Work request
Scan the lines below and report each one containing "icon" by copying it.

···

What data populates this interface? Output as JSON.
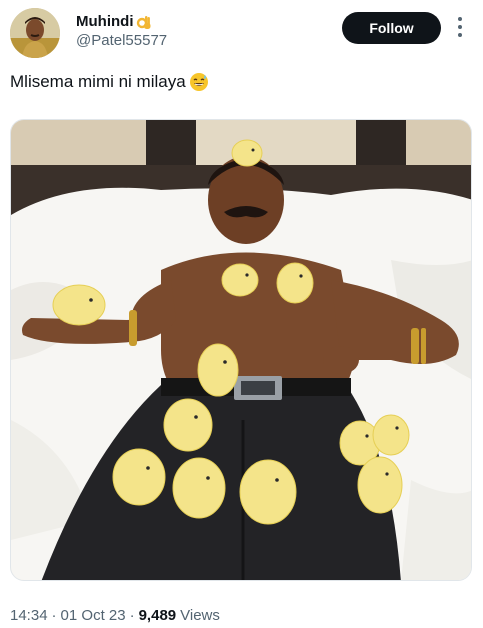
{
  "author": {
    "display_name": "Muhindi",
    "handle": "@Patel55577",
    "badge_emoji": "👌"
  },
  "actions": {
    "follow_label": "Follow",
    "more_icon": "more-vertical-icon"
  },
  "post": {
    "text": "Mlisema mimi ni milaya",
    "emoji": "😅"
  },
  "meta": {
    "time": "14:34",
    "date": "01 Oct 23",
    "views_count": "9,489",
    "views_label": "Views",
    "separator": "·"
  },
  "colors": {
    "text_primary": "#0f1419",
    "text_secondary": "#536471",
    "follow_bg": "#0f1419",
    "emoji_yellow": "#f7c52a"
  }
}
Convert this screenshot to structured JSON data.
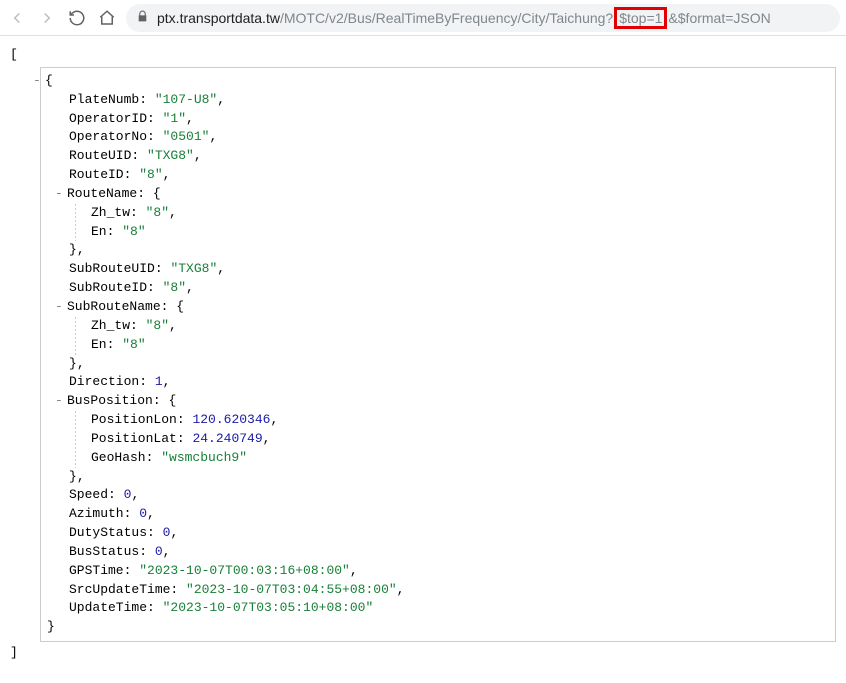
{
  "toolbar": {
    "url_host": "ptx.transportdata.tw",
    "url_path_before": "/MOTC/v2/Bus/RealTimeByFrequency/City/Taichung?",
    "url_highlight": "$top=1",
    "url_path_after": "&$format=JSON"
  },
  "json_view": {
    "open_bracket": "[",
    "close_bracket": "]",
    "toggle_minus": "-",
    "obj_open": "{",
    "obj_close": "}",
    "comma": ",",
    "colon_sp": ": ",
    "fields": {
      "PlateNumb": {
        "key": "PlateNumb",
        "val": "\"107-U8\"",
        "type": "str"
      },
      "OperatorID": {
        "key": "OperatorID",
        "val": "\"1\"",
        "type": "str"
      },
      "OperatorNo": {
        "key": "OperatorNo",
        "val": "\"0501\"",
        "type": "str"
      },
      "RouteUID": {
        "key": "RouteUID",
        "val": "\"TXG8\"",
        "type": "str"
      },
      "RouteID": {
        "key": "RouteID",
        "val": "\"8\"",
        "type": "str"
      },
      "RouteName": {
        "key": "RouteName"
      },
      "RouteName_Zh": {
        "key": "Zh_tw",
        "val": "\"8\"",
        "type": "str"
      },
      "RouteName_En": {
        "key": "En",
        "val": "\"8\"",
        "type": "str"
      },
      "SubRouteUID": {
        "key": "SubRouteUID",
        "val": "\"TXG8\"",
        "type": "str"
      },
      "SubRouteID": {
        "key": "SubRouteID",
        "val": "\"8\"",
        "type": "str"
      },
      "SubRouteName": {
        "key": "SubRouteName"
      },
      "SubRouteName_Zh": {
        "key": "Zh_tw",
        "val": "\"8\"",
        "type": "str"
      },
      "SubRouteName_En": {
        "key": "En",
        "val": "\"8\"",
        "type": "str"
      },
      "Direction": {
        "key": "Direction",
        "val": "1",
        "type": "num"
      },
      "BusPosition": {
        "key": "BusPosition"
      },
      "PositionLon": {
        "key": "PositionLon",
        "val": "120.620346",
        "type": "num"
      },
      "PositionLat": {
        "key": "PositionLat",
        "val": "24.240749",
        "type": "num"
      },
      "GeoHash": {
        "key": "GeoHash",
        "val": "\"wsmcbuch9\"",
        "type": "str"
      },
      "Speed": {
        "key": "Speed",
        "val": "0",
        "type": "num"
      },
      "Azimuth": {
        "key": "Azimuth",
        "val": "0",
        "type": "num"
      },
      "DutyStatus": {
        "key": "DutyStatus",
        "val": "0",
        "type": "num"
      },
      "BusStatus": {
        "key": "BusStatus",
        "val": "0",
        "type": "num"
      },
      "GPSTime": {
        "key": "GPSTime",
        "val": "\"2023-10-07T00:03:16+08:00\"",
        "type": "str"
      },
      "SrcUpdateTime": {
        "key": "SrcUpdateTime",
        "val": "\"2023-10-07T03:04:55+08:00\"",
        "type": "str"
      },
      "UpdateTime": {
        "key": "UpdateTime",
        "val": "\"2023-10-07T03:05:10+08:00\"",
        "type": "str"
      }
    }
  }
}
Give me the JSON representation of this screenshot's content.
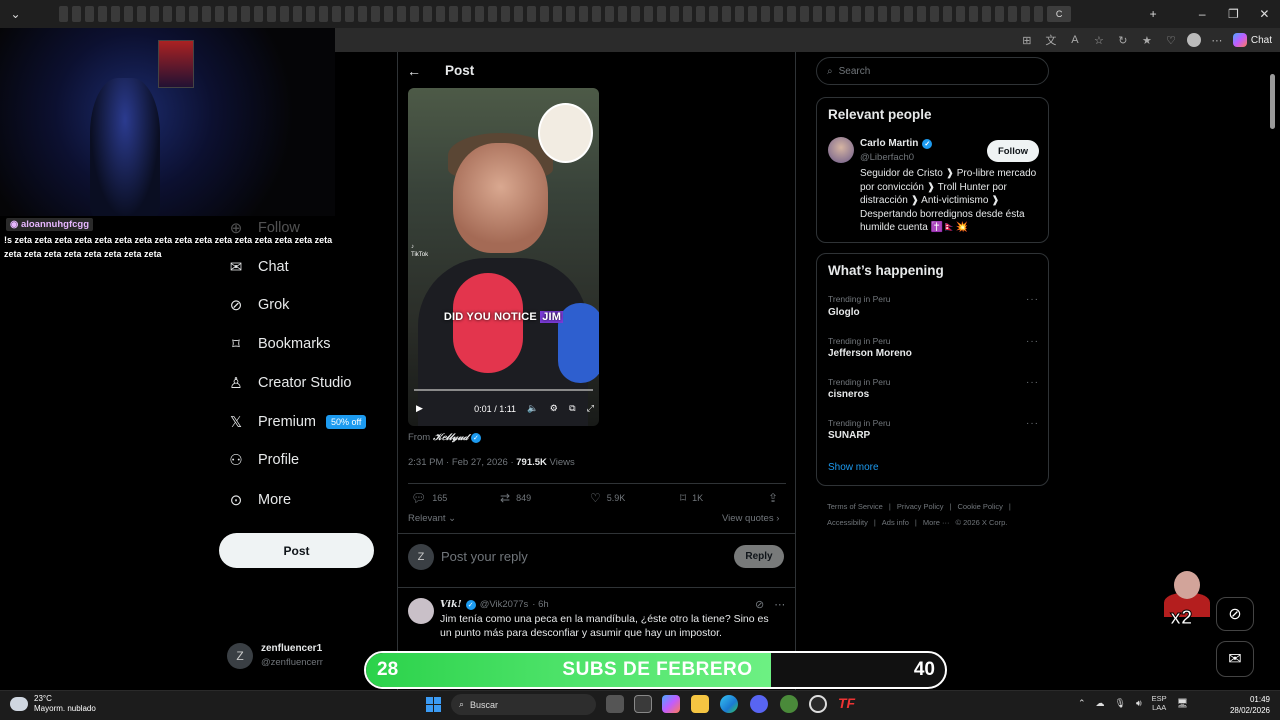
{
  "browser": {
    "active_tab_label": "C",
    "chat_label": "Chat"
  },
  "stream_overlay": {
    "chat_username": "aloannuhgfcgg",
    "chat_message": "!s zeta zeta zeta zeta zeta zeta zeta zeta zeta zeta zeta zeta zeta zeta zeta zeta zeta zeta zeta zeta zeta zeta zeta zeta",
    "subs_current": "28",
    "subs_label": "SUBS DE FEBRERO",
    "subs_goal": "40",
    "subs_progress": 0.7,
    "multiplier": "x2"
  },
  "nav": {
    "items": [
      {
        "label": "Follow",
        "icon": "add-user-icon"
      },
      {
        "label": "Chat",
        "icon": "mail-icon"
      },
      {
        "label": "Grok",
        "icon": "grok-icon"
      },
      {
        "label": "Bookmarks",
        "icon": "bookmark-icon"
      },
      {
        "label": "Creator Studio",
        "icon": "creator-icon"
      },
      {
        "label": "Premium",
        "icon": "x-logo-icon"
      },
      {
        "label": "Profile",
        "icon": "person-icon"
      },
      {
        "label": "More",
        "icon": "more-circle-icon"
      }
    ],
    "premium_badge": "50% off",
    "post_button": "Post",
    "account": {
      "avatar_letter": "Z",
      "name": "zenfluencer1",
      "handle": "@zenfluencerr"
    }
  },
  "post": {
    "header": "Post",
    "video": {
      "caption_before": "DID YOU NOTICE",
      "caption_highlight": "JIM",
      "tiktok_label": "TikTok",
      "time": "0:01 / 1:11"
    },
    "from_label": "From",
    "from_name": "𝒦𝑒𝓁𝓁𝓎𝓊𝒹",
    "timestamp": "2:31 PM · Feb 27, 2026 · ",
    "views_count": "791.5K",
    "views_label": " Views",
    "stats": {
      "replies": "165",
      "reposts": "849",
      "likes": "5.9K",
      "bookmarks": "1K"
    },
    "sort_label": "Relevant",
    "view_quotes": "View quotes",
    "reply_avatar_letter": "Z",
    "reply_placeholder": "Post your reply",
    "reply_button": "Reply",
    "comment": {
      "name": "𝑽𝒊𝒌!",
      "handle": "@Vik2077s",
      "time": "· 6h",
      "text": "Jim tenía como una peca en la mandíbula, ¿éste otro la tiene? Sino es un punto más para desconfiar y asumir que hay un impostor."
    }
  },
  "sidebar": {
    "search_placeholder": "Search",
    "relevant_title": "Relevant people",
    "person": {
      "name": "Carlo Martin",
      "handle": "@Liberfach0",
      "follow": "Follow",
      "bio": "Seguidor de Cristo ❱ Pro-libre mercado por convicción ❱ Troll Hunter por distracción ❱ Anti-victimismo ❱ Despertando borredignos desde ésta humilde cuenta ✝️🇳🇵💥"
    },
    "happening_title": "What’s happening",
    "trends": [
      {
        "context": "Trending in Peru",
        "name": "Gloglo"
      },
      {
        "context": "Trending in Peru",
        "name": "Jefferson Moreno"
      },
      {
        "context": "Trending in Peru",
        "name": "cisneros"
      },
      {
        "context": "Trending in Peru",
        "name": "SUNARP"
      }
    ],
    "show_more": "Show more",
    "footer": [
      "Terms of Service",
      "|",
      "Privacy Policy",
      "|",
      "Cookie Policy",
      "|",
      "Accessibility",
      "|",
      "Ads info",
      "|",
      "More ···",
      "© 2026 X Corp."
    ]
  },
  "taskbar": {
    "temperature": "23°C",
    "weather_desc": "Mayorm. nublado",
    "search_label": "Buscar",
    "lang_top": "ESP",
    "lang_bottom": "LAA",
    "time": "01:49",
    "date": "28/02/2026"
  },
  "colors": {
    "accent": "#1d9bf0",
    "subs_green": "#3ddc5a",
    "bg": "#000000"
  }
}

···

Task result
    "more_icon": "more-vertical-icon"
        "icon": "add-user-icon"
        "icon": "mail-icon"
        "icon": "grok-icon"
        "icon": "bookmark-icon"
        "icon": "creator-icon"
        "icon": "x-logo-icon"
        "icon": "person-icon"
        "icon": "more-circle-icon"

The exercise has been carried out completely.